Schneiderman sponsors gun buyback in Niagara Falls as part of statewide programby jmaloni
A.G.'s office will offer cash for working and non-working firearms at former City of Niagara Falls Fire Department headquarters
Schneiderman: Gun buybacks help keep unwanted firearms out of the wrong hands
Attorney General Eric T. Schneiderman today announced his office will sponsor a gun buyback in Niagara Falls on Saturday, June 7, as part of his statewide gun-buyback program. The attorney general's office will accept working and non-working, unloaded firearms in exchange for compensation on site. The event is a collaborative effort between the attorney general's office and the City of Niagara Falls Police Department.
"By providing a financial incentive for individuals to turn in unwanted weapons, we are helping to prevent potentially deadly firearms from ending up in the wrong hands," Schneiderman said. "My office's gun-buyback program is a critical component of our ongoing efforts to eradicate the devastating gun violence that has plagued our neighborhoods for far too long, and give New Yorkers across the state the peace of mind they deserve."
This Saturday's gun buyback will take place at the former City of Niagara Falls Fire Department headquarters, located at 520 Hyde Park Blvd. It runs from 10 a.m. to 1 p.m. The attorney general's office will offer money in the form of debit cards when a firearm is received by law enforcement officers. Debit cards with the appropriate amount will be issued after each unloaded firearm is received and screened by the officers on site.
"After a very successful gun buyback last year, where we were able to get more than 100 guns off the street, we decided to partner with Attorney General Eric Schneiderman's office to host this year's event," said Niagara Falls Mayor Paul Dyster. "Like last year, we're confident that we'll see a variety of guns coming through the doors. Some will be pretty scary, and it will be good to get them off the streets. Others will be brought in by everyday citizens who ended up with them after a relative died. They may not want the gun, because they are afraid someone could break in and steal it, and the buyback provides a safe outlet to discard it."
Guns must be transported to the drop-off site in the trunk of a car, unloaded and in a plastic or paper bag or box. Both working and non-working firearms will be accepted. There is no limit on the number of firearms an individual can return. Licensed gun dealers and active or retired law enforcement officers are not eligible for this program. Money for the program comes not from tax dollars, but from funds recovered through forfeitures and other prosecutions.
The attorney general's office will provide the following compensation by debit card for firearms returned on site:
- $25 for antique or non-working firearms;
- $50 for rifles and shotguns;
- $75 for handguns; and
- $100 for assault weapons.
On Saturday, June 28, a gun buyback will take place in Binghamton.
A gun buyback in Utica last October resulted in the turn-in of 201 firearms. Of those weapons, more than half were pistols, and three were assault weapons.
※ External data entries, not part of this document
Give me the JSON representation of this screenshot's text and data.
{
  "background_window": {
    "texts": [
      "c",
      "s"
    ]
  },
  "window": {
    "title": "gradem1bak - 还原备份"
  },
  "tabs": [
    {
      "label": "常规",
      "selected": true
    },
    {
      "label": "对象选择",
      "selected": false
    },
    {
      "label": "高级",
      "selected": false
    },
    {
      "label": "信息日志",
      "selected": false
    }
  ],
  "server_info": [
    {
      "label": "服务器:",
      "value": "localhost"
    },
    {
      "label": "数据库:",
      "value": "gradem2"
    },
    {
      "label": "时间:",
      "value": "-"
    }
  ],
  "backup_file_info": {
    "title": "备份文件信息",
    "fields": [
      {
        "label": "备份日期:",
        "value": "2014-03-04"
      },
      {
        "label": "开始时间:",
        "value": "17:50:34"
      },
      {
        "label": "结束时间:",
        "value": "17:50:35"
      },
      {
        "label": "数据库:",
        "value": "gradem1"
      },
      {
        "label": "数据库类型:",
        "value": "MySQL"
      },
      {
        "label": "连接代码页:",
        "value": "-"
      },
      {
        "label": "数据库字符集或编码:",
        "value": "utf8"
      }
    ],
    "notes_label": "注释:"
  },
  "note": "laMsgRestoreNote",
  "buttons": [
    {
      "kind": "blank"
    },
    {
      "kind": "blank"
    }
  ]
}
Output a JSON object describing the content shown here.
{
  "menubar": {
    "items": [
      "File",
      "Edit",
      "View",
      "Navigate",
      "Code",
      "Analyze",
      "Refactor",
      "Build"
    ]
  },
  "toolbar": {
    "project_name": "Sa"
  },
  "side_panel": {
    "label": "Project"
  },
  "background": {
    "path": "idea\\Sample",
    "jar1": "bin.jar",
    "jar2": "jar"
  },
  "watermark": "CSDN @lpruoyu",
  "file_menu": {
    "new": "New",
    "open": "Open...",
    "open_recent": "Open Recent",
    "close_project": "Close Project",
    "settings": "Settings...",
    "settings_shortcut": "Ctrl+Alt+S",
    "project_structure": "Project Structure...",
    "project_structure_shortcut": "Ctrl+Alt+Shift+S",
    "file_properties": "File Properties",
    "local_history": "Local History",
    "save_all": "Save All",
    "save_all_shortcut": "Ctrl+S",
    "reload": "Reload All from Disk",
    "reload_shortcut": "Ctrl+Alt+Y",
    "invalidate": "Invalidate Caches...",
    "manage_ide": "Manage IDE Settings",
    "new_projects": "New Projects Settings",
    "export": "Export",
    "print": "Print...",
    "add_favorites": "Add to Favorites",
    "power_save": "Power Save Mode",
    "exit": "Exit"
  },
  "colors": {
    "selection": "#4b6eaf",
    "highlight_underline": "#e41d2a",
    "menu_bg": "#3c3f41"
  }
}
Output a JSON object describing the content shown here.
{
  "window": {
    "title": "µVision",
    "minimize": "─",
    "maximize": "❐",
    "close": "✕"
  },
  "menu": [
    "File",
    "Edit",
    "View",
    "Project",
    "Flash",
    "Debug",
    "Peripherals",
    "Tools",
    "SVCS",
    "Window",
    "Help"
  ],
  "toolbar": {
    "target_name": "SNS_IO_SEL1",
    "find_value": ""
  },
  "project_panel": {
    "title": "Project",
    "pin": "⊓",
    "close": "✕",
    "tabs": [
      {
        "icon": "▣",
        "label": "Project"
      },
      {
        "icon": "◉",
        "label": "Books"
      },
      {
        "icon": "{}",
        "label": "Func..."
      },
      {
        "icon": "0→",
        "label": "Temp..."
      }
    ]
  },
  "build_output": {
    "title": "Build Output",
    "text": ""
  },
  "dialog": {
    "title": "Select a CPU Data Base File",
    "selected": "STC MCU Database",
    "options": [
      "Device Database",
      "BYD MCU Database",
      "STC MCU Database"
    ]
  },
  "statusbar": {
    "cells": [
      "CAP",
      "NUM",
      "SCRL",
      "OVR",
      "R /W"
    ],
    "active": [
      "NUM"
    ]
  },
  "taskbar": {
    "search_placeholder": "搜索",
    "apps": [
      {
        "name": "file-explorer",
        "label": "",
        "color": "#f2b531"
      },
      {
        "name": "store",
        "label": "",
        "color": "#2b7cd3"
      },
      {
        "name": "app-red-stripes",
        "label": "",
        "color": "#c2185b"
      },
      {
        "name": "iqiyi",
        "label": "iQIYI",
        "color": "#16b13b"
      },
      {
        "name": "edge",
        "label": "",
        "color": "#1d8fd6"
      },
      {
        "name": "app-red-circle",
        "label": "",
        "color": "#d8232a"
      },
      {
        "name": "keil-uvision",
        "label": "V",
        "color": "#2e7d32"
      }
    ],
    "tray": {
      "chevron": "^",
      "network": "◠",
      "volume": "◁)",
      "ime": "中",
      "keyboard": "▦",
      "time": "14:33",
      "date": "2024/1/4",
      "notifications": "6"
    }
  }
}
A September gun buyback in Rochester yielded a total of 243 guns turned in. They included three non-working guns, 89 rifles and shotguns, 150 handguns and one assault weapon. The vast majority of the guns turned in were not properly permitted.
A third gun buyback event, held last Saturday in White Plains, resulted in 54 handguns and 40 rifles and shotguns - a total of 94 firearms - being turned in.